TASK STATEMENT>
For this exercise, restate every line below word for word and drop the images.

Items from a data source
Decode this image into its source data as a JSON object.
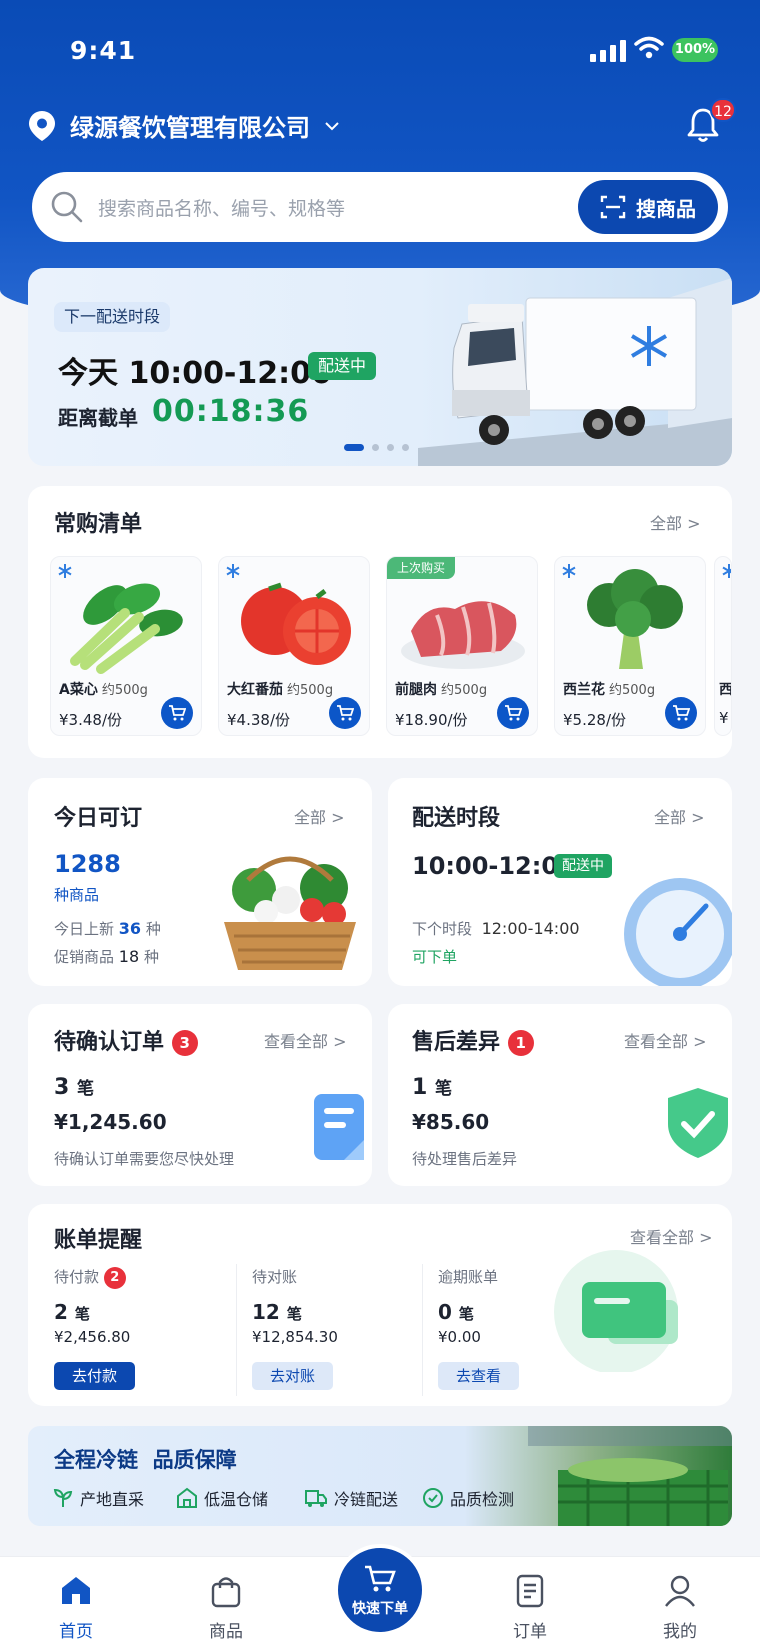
{
  "status_bar": {
    "time": "9:41",
    "battery": "100%"
  },
  "header": {
    "company": "绿源餐饮管理有限公司",
    "notification_count": "12"
  },
  "search": {
    "placeholder": "搜索商品名称、编号、规格等",
    "button_label": "搜商品"
  },
  "banner": {
    "tag": "下一配送时段",
    "time_range": "今天 10:00-12:00",
    "status": "配送中",
    "cutoff_label": "距离截单",
    "countdown": "00:18:36",
    "slides": 4,
    "active_slide": 1
  },
  "frequent": {
    "title": "常购清单",
    "more": "全部 >",
    "items": [
      {
        "name": "A菜心",
        "spec": "约500g",
        "price": "¥3.48/份",
        "frozen": true,
        "tag": ""
      },
      {
        "name": "大红番茄",
        "spec": "约500g",
        "price": "¥4.38/份",
        "frozen": true,
        "tag": ""
      },
      {
        "name": "前腿肉",
        "spec": "约500g",
        "price": "¥18.90/份",
        "frozen": false,
        "tag": "上次购买"
      },
      {
        "name": "西兰花",
        "spec": "约500g",
        "price": "¥5.28/份",
        "frozen": true,
        "tag": ""
      }
    ],
    "partial_item": {
      "name": "西",
      "price": "¥"
    }
  },
  "today": {
    "title": "今日可订",
    "more": "全部 >",
    "count": "1288",
    "unit": "种商品",
    "new_label": "今日上新",
    "new_count": "36",
    "new_unit": "种",
    "promo_label": "促销商品",
    "promo_count": "18",
    "promo_unit": "种"
  },
  "delivery": {
    "title": "配送时段",
    "more": "全部 >",
    "time_range": "10:00-12:00",
    "status": "配送中",
    "next_label": "下个时段",
    "next_range": "12:00-14:00",
    "next_status": "可下单"
  },
  "pending": {
    "title": "待确认订单",
    "badge": "3",
    "more": "查看全部 >",
    "count": "3",
    "unit": "笔",
    "amount": "¥1,245.60",
    "desc": "待确认订单需要您尽快处理"
  },
  "aftersale": {
    "title": "售后差异",
    "badge": "1",
    "more": "查看全部 >",
    "count": "1",
    "unit": "笔",
    "amount": "¥85.60",
    "desc": "待处理售后差异"
  },
  "bills": {
    "title": "账单提醒",
    "more": "查看全部 >",
    "columns": [
      {
        "label": "待付款",
        "badge": "2",
        "count": "2",
        "unit": "笔",
        "amount": "¥2,456.80",
        "button": "去付款"
      },
      {
        "label": "待对账",
        "badge": "",
        "count": "12",
        "unit": "笔",
        "amount": "¥12,854.30",
        "button": "去对账"
      },
      {
        "label": "逾期账单",
        "badge": "",
        "count": "0",
        "unit": "笔",
        "amount": "¥0.00",
        "button": "去查看"
      }
    ]
  },
  "coldchain": {
    "title": "全程冷链  品质保障",
    "features": [
      "产地直采",
      "低温仓储",
      "冷链配送",
      "品质检测"
    ]
  },
  "tabbar": {
    "home": "首页",
    "goods": "商品",
    "quick": "快速下单",
    "orders": "订单",
    "mine": "我的"
  },
  "colors": {
    "primary": "#0c48b0",
    "green": "#1fa462",
    "red": "#e8313b"
  }
}
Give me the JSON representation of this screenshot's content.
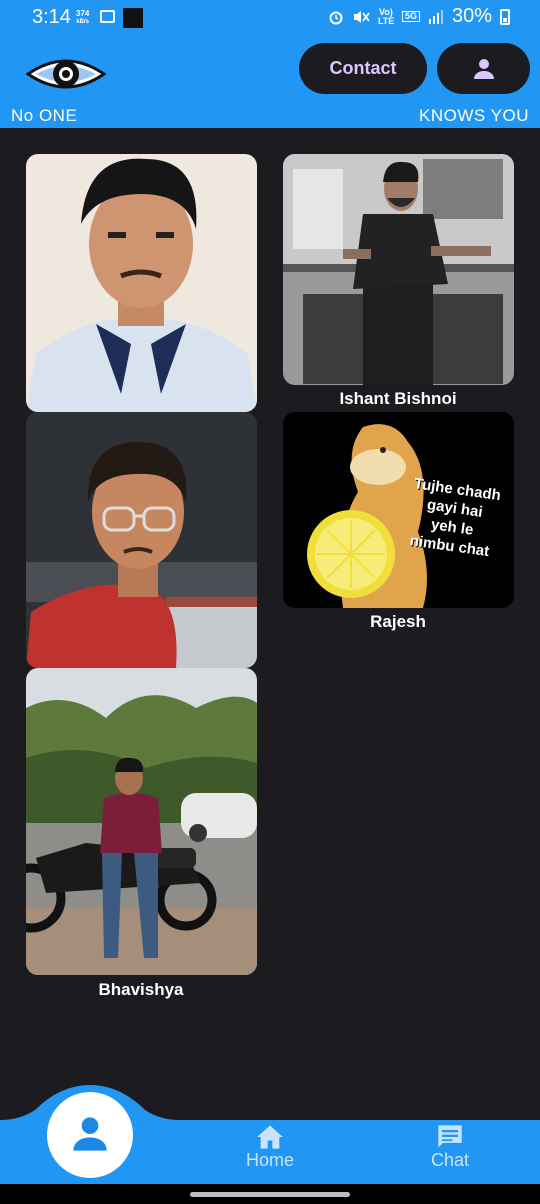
{
  "status_bar": {
    "time": "3:14",
    "speed_value": "374",
    "speed_unit": "kB/s",
    "lte_label": "Vo) LTE",
    "network_label": "5G",
    "battery": "30%"
  },
  "header": {
    "tagline_left": "No ONE",
    "tagline_right": "KNOWS YOU",
    "contact_label": "Contact"
  },
  "profiles": [
    {
      "name": ""
    },
    {
      "name": "Ishant Bishnoi"
    },
    {
      "name": ""
    },
    {
      "name": "Rajesh",
      "meme_text": [
        "Tujhe chadh",
        "gayi hai",
        "yeh le",
        "nimbu chat"
      ]
    },
    {
      "name": "Bhavishya"
    }
  ],
  "bottom_nav": {
    "home_label": "Home",
    "chat_label": "Chat"
  },
  "colors": {
    "primary": "#2196f3",
    "background": "#1c1b20",
    "button_text": "#dcc6ff"
  }
}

SOLUTION>
Decode this image into its source data as a JSON object.
{
  "status_bar": {
    "time": "9:41",
    "battery": "100%"
  },
  "header": {
    "company": "绿源餐饮管理有限公司",
    "notification_count": "12"
  },
  "search": {
    "placeholder": "搜索商品名称、编号、规格等",
    "button_label": "搜商品"
  },
  "banner": {
    "tag": "下一配送时段",
    "time_range": "今天 10:00-12:00",
    "status": "配送中",
    "cutoff_label": "距离截单",
    "countdown": "00:18:36",
    "slides": 4,
    "active_slide": 1
  },
  "frequent": {
    "title": "常购清单",
    "more": "全部 >",
    "items": [
      {
        "name": "A菜心",
        "spec": "约500g",
        "price": "¥3.48/份",
        "frozen": true,
        "tag": ""
      },
      {
        "name": "大红番茄",
        "spec": "约500g",
        "price": "¥4.38/份",
        "frozen": true,
        "tag": ""
      },
      {
        "name": "前腿肉",
        "spec": "约500g",
        "price": "¥18.90/份",
        "frozen": false,
        "tag": "上次购买"
      },
      {
        "name": "西兰花",
        "spec": "约500g",
        "price": "¥5.28/份",
        "frozen": true,
        "tag": ""
      }
    ],
    "partial_item": {
      "name": "西",
      "price": "¥"
    }
  },
  "today": {
    "title": "今日可订",
    "more": "全部 >",
    "count": "1288",
    "unit": "种商品",
    "new_label": "今日上新",
    "new_count": "36",
    "new_unit": "种",
    "promo_label": "促销商品",
    "promo_count": "18",
    "promo_unit": "种"
  },
  "delivery": {
    "title": "配送时段",
    "more": "全部 >",
    "time_range": "10:00-12:00",
    "status": "配送中",
    "next_label": "下个时段",
    "next_range": "12:00-14:00",
    "next_status": "可下单"
  },
  "pending": {
    "title": "待确认订单",
    "badge": "3",
    "more": "查看全部 >",
    "count": "3",
    "unit": "笔",
    "amount": "¥1,245.60",
    "desc": "待确认订单需要您尽快处理"
  },
  "aftersale": {
    "title": "售后差异",
    "badge": "1",
    "more": "查看全部 >",
    "count": "1",
    "unit": "笔",
    "amount": "¥85.60",
    "desc": "待处理售后差异"
  },
  "bills": {
    "title": "账单提醒",
    "more": "查看全部 >",
    "columns": [
      {
        "label": "待付款",
        "badge": "2",
        "count": "2",
        "unit": "笔",
        "amount": "¥2,456.80",
        "button": "去付款"
      },
      {
        "label": "待对账",
        "badge": "",
        "count": "12",
        "unit": "笔",
        "amount": "¥12,854.30",
        "button": "去对账"
      },
      {
        "label": "逾期账单",
        "badge": "",
        "count": "0",
        "unit": "笔",
        "amount": "¥0.00",
        "button": "去查看"
      }
    ]
  },
  "coldchain": {
    "title": "全程冷链  品质保障",
    "features": [
      "产地直采",
      "低温仓储",
      "冷链配送",
      "品质检测"
    ]
  },
  "tabbar": {
    "home": "首页",
    "goods": "商品",
    "quick": "快速下单",
    "orders": "订单",
    "mine": "我的"
  },
  "colors": {
    "primary": "#0c48b0",
    "green": "#1fa462",
    "red": "#e8313b"
  }
}
Give me the JSON representation of this screenshot's content.
{
  "status_bar": {
    "time": "3:14",
    "speed_value": "374",
    "speed_unit": "kB/s",
    "lte_label": "Vo) LTE",
    "network_label": "5G",
    "battery": "30%"
  },
  "header": {
    "tagline_left": "No ONE",
    "tagline_right": "KNOWS YOU",
    "contact_label": "Contact"
  },
  "profiles": [
    {
      "name": ""
    },
    {
      "name": "Ishant Bishnoi"
    },
    {
      "name": ""
    },
    {
      "name": "Rajesh",
      "meme_text": [
        "Tujhe chadh",
        "gayi hai",
        "yeh le",
        "nimbu chat"
      ]
    },
    {
      "name": "Bhavishya"
    }
  ],
  "bottom_nav": {
    "home_label": "Home",
    "chat_label": "Chat"
  },
  "colors": {
    "primary": "#2196f3",
    "background": "#1c1b20",
    "button_text": "#dcc6ff"
  }
}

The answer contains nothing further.